Christopher Plummer: Shakespearean actor who disliked his best known role
Christopher Plummer was one of the most distinguished post-war Shakespearean actors, but was best known for his portrayal of Captain von Trapp in The Sound Of Music.
His career spanned more than seven decades during which he played many substantial roles in film, television and theatre, including most of the major Shakespearean parts, picking up many awards along the way.
Despite his huge success in The Sound Of Music it was a musical he did not like.
He had been known to describe it as The Sound Of Mucus.
More recently he was nominated for an Oscar for his turn in Sir Ridley Scott’s All The Money In The World, in which he replaced the disgraced Kevin Spacey in the role of J Paul Getty.
Amongst the most decorated in his field, Plummer won an Oscar, two Primetime Emmys, two Tony Awards, a Golden Globe, a Screen Actors Guild Award and a Bafta.
Arthur Christopher Orme Plummer was born in Toronto on December 13 1929.
He studied to become a concert pianist but soon developed a love for the theatre.
It was in Montreal that he began his professional career on stage and on the radio, both in French and English.
He then went on to star in many prize-winning productions on Broadway and in London’s West End, including the title role in the musical Cyrano for which he was awarded his first Tony.
Plummer was also a leading member of Britain’s National Theatre under Sir Laurence Olivier, and the Royal Shakespearean Company under Sir Peter Hall, where he won the London Evening Standard Best Actor award.

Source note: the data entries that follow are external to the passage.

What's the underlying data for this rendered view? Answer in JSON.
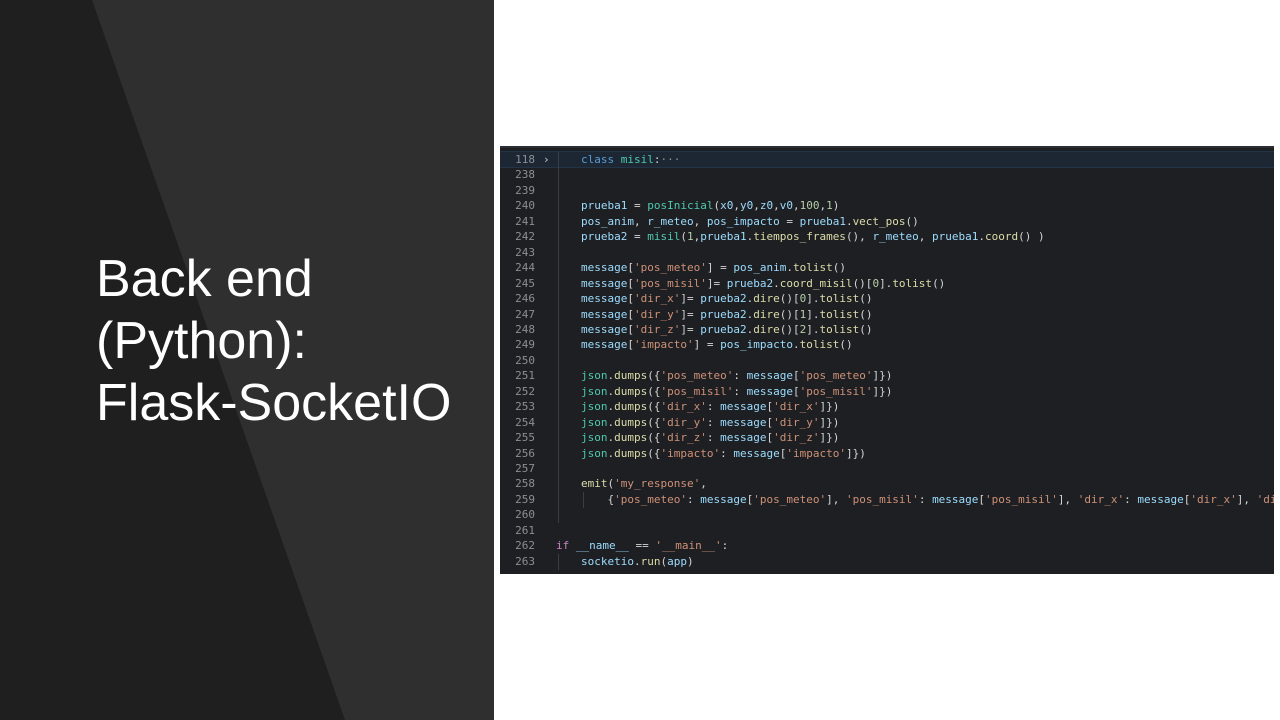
{
  "slide": {
    "title_lines": [
      "Back end",
      "(Python):",
      "Flask-SocketIO"
    ]
  },
  "colors": {
    "left_panel": "#2f2f2f",
    "left_panel_shape": "#1f1f1f",
    "editor_bg": "#1e1f22",
    "keyword": "#c586c0",
    "function": "#dcdcaa",
    "variable": "#9cdcfe",
    "class": "#4ec9b0",
    "string": "#ce9178",
    "number": "#b5cea8"
  },
  "editor": {
    "lines": [
      {
        "n": "118",
        "fold": "›",
        "tokens": [
          [
            "kw2",
            "class "
          ],
          [
            "cls",
            "misil"
          ],
          [
            "pl",
            ":"
          ],
          [
            "ell",
            "···"
          ]
        ],
        "indent": 1,
        "active": true
      },
      {
        "n": "238",
        "tokens": [],
        "indent": 1
      },
      {
        "n": "239",
        "tokens": [],
        "indent": 1
      },
      {
        "n": "240",
        "tokens": [
          [
            "var",
            "prueba1"
          ],
          [
            "op",
            " = "
          ],
          [
            "cls",
            "posInicial"
          ],
          [
            "pl",
            "("
          ],
          [
            "var",
            "x0"
          ],
          [
            "pl",
            ","
          ],
          [
            "var",
            "y0"
          ],
          [
            "pl",
            ","
          ],
          [
            "var",
            "z0"
          ],
          [
            "pl",
            ","
          ],
          [
            "var",
            "v0"
          ],
          [
            "pl",
            ","
          ],
          [
            "num",
            "100"
          ],
          [
            "pl",
            ","
          ],
          [
            "num",
            "1"
          ],
          [
            "pl",
            ")"
          ]
        ],
        "indent": 1
      },
      {
        "n": "241",
        "tokens": [
          [
            "var",
            "pos_anim"
          ],
          [
            "pl",
            ", "
          ],
          [
            "var",
            "r_meteo"
          ],
          [
            "pl",
            ", "
          ],
          [
            "var",
            "pos_impacto"
          ],
          [
            "op",
            " = "
          ],
          [
            "var",
            "prueba1"
          ],
          [
            "pl",
            "."
          ],
          [
            "fn",
            "vect_pos"
          ],
          [
            "pl",
            "()"
          ]
        ],
        "indent": 1
      },
      {
        "n": "242",
        "tokens": [
          [
            "var",
            "prueba2"
          ],
          [
            "op",
            " = "
          ],
          [
            "cls",
            "misil"
          ],
          [
            "pl",
            "("
          ],
          [
            "num",
            "1"
          ],
          [
            "pl",
            ","
          ],
          [
            "var",
            "prueba1"
          ],
          [
            "pl",
            "."
          ],
          [
            "fn",
            "tiempos_frames"
          ],
          [
            "pl",
            "(), "
          ],
          [
            "var",
            "r_meteo"
          ],
          [
            "pl",
            ", "
          ],
          [
            "var",
            "prueba1"
          ],
          [
            "pl",
            "."
          ],
          [
            "fn",
            "coord"
          ],
          [
            "pl",
            "() )"
          ]
        ],
        "indent": 1
      },
      {
        "n": "243",
        "tokens": [],
        "indent": 1
      },
      {
        "n": "244",
        "tokens": [
          [
            "var",
            "message"
          ],
          [
            "pl",
            "["
          ],
          [
            "str",
            "'pos_meteo'"
          ],
          [
            "pl",
            "]"
          ],
          [
            "op",
            " = "
          ],
          [
            "var",
            "pos_anim"
          ],
          [
            "pl",
            "."
          ],
          [
            "fn",
            "tolist"
          ],
          [
            "pl",
            "()"
          ]
        ],
        "indent": 1
      },
      {
        "n": "245",
        "tokens": [
          [
            "var",
            "message"
          ],
          [
            "pl",
            "["
          ],
          [
            "str",
            "'pos_misil'"
          ],
          [
            "pl",
            "]"
          ],
          [
            "op",
            "= "
          ],
          [
            "var",
            "prueba2"
          ],
          [
            "pl",
            "."
          ],
          [
            "fn",
            "coord_misil"
          ],
          [
            "pl",
            "()["
          ],
          [
            "num",
            "0"
          ],
          [
            "pl",
            "]."
          ],
          [
            "fn",
            "tolist"
          ],
          [
            "pl",
            "()"
          ]
        ],
        "indent": 1
      },
      {
        "n": "246",
        "tokens": [
          [
            "var",
            "message"
          ],
          [
            "pl",
            "["
          ],
          [
            "str",
            "'dir_x'"
          ],
          [
            "pl",
            "]"
          ],
          [
            "op",
            "= "
          ],
          [
            "var",
            "prueba2"
          ],
          [
            "pl",
            "."
          ],
          [
            "fn",
            "dire"
          ],
          [
            "pl",
            "()["
          ],
          [
            "num",
            "0"
          ],
          [
            "pl",
            "]."
          ],
          [
            "fn",
            "tolist"
          ],
          [
            "pl",
            "()"
          ]
        ],
        "indent": 1
      },
      {
        "n": "247",
        "tokens": [
          [
            "var",
            "message"
          ],
          [
            "pl",
            "["
          ],
          [
            "str",
            "'dir_y'"
          ],
          [
            "pl",
            "]"
          ],
          [
            "op",
            "= "
          ],
          [
            "var",
            "prueba2"
          ],
          [
            "pl",
            "."
          ],
          [
            "fn",
            "dire"
          ],
          [
            "pl",
            "()["
          ],
          [
            "num",
            "1"
          ],
          [
            "pl",
            "]."
          ],
          [
            "fn",
            "tolist"
          ],
          [
            "pl",
            "()"
          ]
        ],
        "indent": 1
      },
      {
        "n": "248",
        "tokens": [
          [
            "var",
            "message"
          ],
          [
            "pl",
            "["
          ],
          [
            "str",
            "'dir_z'"
          ],
          [
            "pl",
            "]"
          ],
          [
            "op",
            "= "
          ],
          [
            "var",
            "prueba2"
          ],
          [
            "pl",
            "."
          ],
          [
            "fn",
            "dire"
          ],
          [
            "pl",
            "()["
          ],
          [
            "num",
            "2"
          ],
          [
            "pl",
            "]."
          ],
          [
            "fn",
            "tolist"
          ],
          [
            "pl",
            "()"
          ]
        ],
        "indent": 1
      },
      {
        "n": "249",
        "tokens": [
          [
            "var",
            "message"
          ],
          [
            "pl",
            "["
          ],
          [
            "str",
            "'impacto'"
          ],
          [
            "pl",
            "]"
          ],
          [
            "op",
            " = "
          ],
          [
            "var",
            "pos_impacto"
          ],
          [
            "pl",
            "."
          ],
          [
            "fn",
            "tolist"
          ],
          [
            "pl",
            "()"
          ]
        ],
        "indent": 1
      },
      {
        "n": "250",
        "tokens": [],
        "indent": 1
      },
      {
        "n": "251",
        "tokens": [
          [
            "cls",
            "json"
          ],
          [
            "pl",
            "."
          ],
          [
            "fn",
            "dumps"
          ],
          [
            "pl",
            "({"
          ],
          [
            "str",
            "'pos_meteo'"
          ],
          [
            "pl",
            ": "
          ],
          [
            "var",
            "message"
          ],
          [
            "pl",
            "["
          ],
          [
            "str",
            "'pos_meteo'"
          ],
          [
            "pl",
            "]})"
          ]
        ],
        "indent": 1
      },
      {
        "n": "252",
        "tokens": [
          [
            "cls",
            "json"
          ],
          [
            "pl",
            "."
          ],
          [
            "fn",
            "dumps"
          ],
          [
            "pl",
            "({"
          ],
          [
            "str",
            "'pos_misil'"
          ],
          [
            "pl",
            ": "
          ],
          [
            "var",
            "message"
          ],
          [
            "pl",
            "["
          ],
          [
            "str",
            "'pos_misil'"
          ],
          [
            "pl",
            "]})"
          ]
        ],
        "indent": 1
      },
      {
        "n": "253",
        "tokens": [
          [
            "cls",
            "json"
          ],
          [
            "pl",
            "."
          ],
          [
            "fn",
            "dumps"
          ],
          [
            "pl",
            "({"
          ],
          [
            "str",
            "'dir_x'"
          ],
          [
            "pl",
            ": "
          ],
          [
            "var",
            "message"
          ],
          [
            "pl",
            "["
          ],
          [
            "str",
            "'dir_x'"
          ],
          [
            "pl",
            "]})"
          ]
        ],
        "indent": 1
      },
      {
        "n": "254",
        "tokens": [
          [
            "cls",
            "json"
          ],
          [
            "pl",
            "."
          ],
          [
            "fn",
            "dumps"
          ],
          [
            "pl",
            "({"
          ],
          [
            "str",
            "'dir_y'"
          ],
          [
            "pl",
            ": "
          ],
          [
            "var",
            "message"
          ],
          [
            "pl",
            "["
          ],
          [
            "str",
            "'dir_y'"
          ],
          [
            "pl",
            "]})"
          ]
        ],
        "indent": 1
      },
      {
        "n": "255",
        "tokens": [
          [
            "cls",
            "json"
          ],
          [
            "pl",
            "."
          ],
          [
            "fn",
            "dumps"
          ],
          [
            "pl",
            "({"
          ],
          [
            "str",
            "'dir_z'"
          ],
          [
            "pl",
            ": "
          ],
          [
            "var",
            "message"
          ],
          [
            "pl",
            "["
          ],
          [
            "str",
            "'dir_z'"
          ],
          [
            "pl",
            "]})"
          ]
        ],
        "indent": 1
      },
      {
        "n": "256",
        "tokens": [
          [
            "cls",
            "json"
          ],
          [
            "pl",
            "."
          ],
          [
            "fn",
            "dumps"
          ],
          [
            "pl",
            "({"
          ],
          [
            "str",
            "'impacto'"
          ],
          [
            "pl",
            ": "
          ],
          [
            "var",
            "message"
          ],
          [
            "pl",
            "["
          ],
          [
            "str",
            "'impacto'"
          ],
          [
            "pl",
            "]})"
          ]
        ],
        "indent": 1
      },
      {
        "n": "257",
        "tokens": [],
        "indent": 1
      },
      {
        "n": "258",
        "tokens": [
          [
            "fn",
            "emit"
          ],
          [
            "pl",
            "("
          ],
          [
            "str",
            "'my_response'"
          ],
          [
            "pl",
            ","
          ]
        ],
        "indent": 1
      },
      {
        "n": "259",
        "tokens": [
          [
            "pl",
            "    {"
          ],
          [
            "str",
            "'pos_meteo'"
          ],
          [
            "pl",
            ": "
          ],
          [
            "var",
            "message"
          ],
          [
            "pl",
            "["
          ],
          [
            "str",
            "'pos_meteo'"
          ],
          [
            "pl",
            "], "
          ],
          [
            "str",
            "'pos_misil'"
          ],
          [
            "pl",
            ": "
          ],
          [
            "var",
            "message"
          ],
          [
            "pl",
            "["
          ],
          [
            "str",
            "'pos_misil'"
          ],
          [
            "pl",
            "], "
          ],
          [
            "str",
            "'dir_x'"
          ],
          [
            "pl",
            ": "
          ],
          [
            "var",
            "message"
          ],
          [
            "pl",
            "["
          ],
          [
            "str",
            "'dir_x'"
          ],
          [
            "pl",
            "], "
          ],
          [
            "str",
            "'dir_y'"
          ],
          [
            "pl",
            ":"
          ]
        ],
        "indent": 2
      },
      {
        "n": "260",
        "tokens": [],
        "indent": 1
      },
      {
        "n": "261",
        "tokens": [],
        "indent": 0
      },
      {
        "n": "262",
        "tokens": [
          [
            "kw",
            "if"
          ],
          [
            "pl",
            " "
          ],
          [
            "var",
            "__name__"
          ],
          [
            "op",
            " == "
          ],
          [
            "str",
            "'__main__'"
          ],
          [
            "pl",
            ":"
          ]
        ],
        "indent": 0,
        "code_offset": 0
      },
      {
        "n": "263",
        "tokens": [
          [
            "var",
            "socketio"
          ],
          [
            "pl",
            "."
          ],
          [
            "fn",
            "run"
          ],
          [
            "pl",
            "("
          ],
          [
            "var",
            "app"
          ],
          [
            "pl",
            ")"
          ]
        ],
        "indent": 1
      }
    ]
  }
}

In its formative years, he played at the Stratford Festival of Canada.
His performance as King Lear garnered him his sixth Tony award.
His screen career began in 1958, and his film credits included The Man Who Would Be King, Battle of Britain, Waterloo, Malcolm X, Star Trek VI and Murder By Decree.

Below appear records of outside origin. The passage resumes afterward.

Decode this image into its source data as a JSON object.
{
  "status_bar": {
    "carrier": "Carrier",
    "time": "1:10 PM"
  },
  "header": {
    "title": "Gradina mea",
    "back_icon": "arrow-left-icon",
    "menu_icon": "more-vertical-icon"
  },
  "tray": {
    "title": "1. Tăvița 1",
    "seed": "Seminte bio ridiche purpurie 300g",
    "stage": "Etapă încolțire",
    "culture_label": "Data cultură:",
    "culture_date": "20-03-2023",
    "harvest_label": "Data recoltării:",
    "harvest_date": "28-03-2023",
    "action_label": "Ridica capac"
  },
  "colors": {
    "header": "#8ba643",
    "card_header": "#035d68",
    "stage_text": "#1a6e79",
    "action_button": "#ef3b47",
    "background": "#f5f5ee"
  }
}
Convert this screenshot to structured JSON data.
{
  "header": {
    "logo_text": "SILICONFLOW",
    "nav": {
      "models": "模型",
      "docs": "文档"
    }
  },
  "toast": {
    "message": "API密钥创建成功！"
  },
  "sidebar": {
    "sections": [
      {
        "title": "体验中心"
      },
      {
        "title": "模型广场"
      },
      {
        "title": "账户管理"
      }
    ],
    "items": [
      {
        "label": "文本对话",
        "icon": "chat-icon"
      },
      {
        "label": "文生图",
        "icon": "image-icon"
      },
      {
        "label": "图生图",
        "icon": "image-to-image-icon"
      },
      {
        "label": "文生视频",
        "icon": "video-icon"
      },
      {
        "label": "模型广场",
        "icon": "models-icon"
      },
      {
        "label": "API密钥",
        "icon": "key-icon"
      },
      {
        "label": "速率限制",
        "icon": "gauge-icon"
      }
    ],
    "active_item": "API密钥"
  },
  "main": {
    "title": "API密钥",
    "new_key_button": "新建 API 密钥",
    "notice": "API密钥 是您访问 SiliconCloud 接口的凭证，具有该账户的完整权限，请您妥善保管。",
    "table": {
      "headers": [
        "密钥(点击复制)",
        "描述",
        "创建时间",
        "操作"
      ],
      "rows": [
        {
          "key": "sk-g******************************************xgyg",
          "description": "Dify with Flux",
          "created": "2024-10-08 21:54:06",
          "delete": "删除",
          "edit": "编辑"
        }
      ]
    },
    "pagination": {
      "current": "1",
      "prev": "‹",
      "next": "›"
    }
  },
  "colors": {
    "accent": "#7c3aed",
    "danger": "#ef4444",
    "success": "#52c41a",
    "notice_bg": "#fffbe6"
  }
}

Plummer made more than 100 television appearances, including the Emmy-winning BBC production Hamlet at Elsinore, and a host of other award-winning productions.
His versatility knew no bounds, having also written for the stage, screen and concert hall.
He was the co-arranger of Shakespeare’s Henry V as a concert piece.
He performed it and other works with the New York Philharmonic and Symphony orchestras at venues throughout Britain, the United States and Canada.
Plummer was inducted into the American Theatre’s Hall of Fame in 1986 and into Canada’s Walk of Fame in 1997.
He won the Oscar for best supporting actor at the age of 82 for Beginners in 2010, becoming the oldest person to win an acting award.
However, it was his performance as frugal billionaire J Paul Getty in Sir Ridley Scott’s All The Money In The World that earned him the greatest plaudits in his final years.
Plummer was signed up to replace Spacey, who had become embroiled in Hollywood’s sexual harassment and abuse scandal, in hastily organised re-shoots costing millions less than two months before the film’s world premiere.
He received an Oscar nod at the age of 88, making him the oldest person to be nominated in an acting category.
At the age of 89, he appeared in a leading role in Departure, a 2019 Canadian-British TV series about the disappearance of a trans-Atlantic flight.
Among his final big screen roles was murder mystery Knives Out in which he played Harlan Thrombey, the patriarch of a wealthy, dysfunctional family, opposite Daniel Craig’s private detective.
He is survived by his third wife, Elaine Taylor, whom he married in 1970, and his actress daughter Amanda Plummer, from his first marriage to actress Tammy Grimes.